TASK OBJECTIVE - Print out all the records, word for word.

┌──

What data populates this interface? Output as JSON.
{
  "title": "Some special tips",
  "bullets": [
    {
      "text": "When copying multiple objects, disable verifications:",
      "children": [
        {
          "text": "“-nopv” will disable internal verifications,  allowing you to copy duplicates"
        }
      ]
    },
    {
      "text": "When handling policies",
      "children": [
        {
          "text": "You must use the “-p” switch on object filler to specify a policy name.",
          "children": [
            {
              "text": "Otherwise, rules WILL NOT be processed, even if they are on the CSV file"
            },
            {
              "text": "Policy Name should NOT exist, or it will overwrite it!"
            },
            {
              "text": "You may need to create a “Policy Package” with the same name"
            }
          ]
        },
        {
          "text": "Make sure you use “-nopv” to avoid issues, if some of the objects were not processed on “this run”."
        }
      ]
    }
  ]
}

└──

ANSWER BOX -
What data populates this interface? Output as JSON.
{
  "title": "Some special tips",
  "bullets": [
    {
      "text": "When copying multiple objects, disable verifications:",
      "children": [
        {
          "text": "“-nopv” will disable internal verifications,  allowing you to copy duplicates"
        }
      ]
    },
    {
      "text": "When handling policies",
      "children": [
        {
          "text": "You must use the “-p” switch on object filler to specify a policy name.",
          "children": [
            {
              "text": "Otherwise, rules WILL NOT be processed, even if they are on the CSV file"
            },
            {
              "text": "Policy Name should NOT exist, or it will overwrite it!"
            },
            {
              "text": "You may need to create a “Policy Package” with the same name"
            }
          ]
        },
        {
          "text": "Make sure you use “-nopv” to avoid issues, if some of the objects were not processed on “this run”."
        }
      ]
    }
  ]
}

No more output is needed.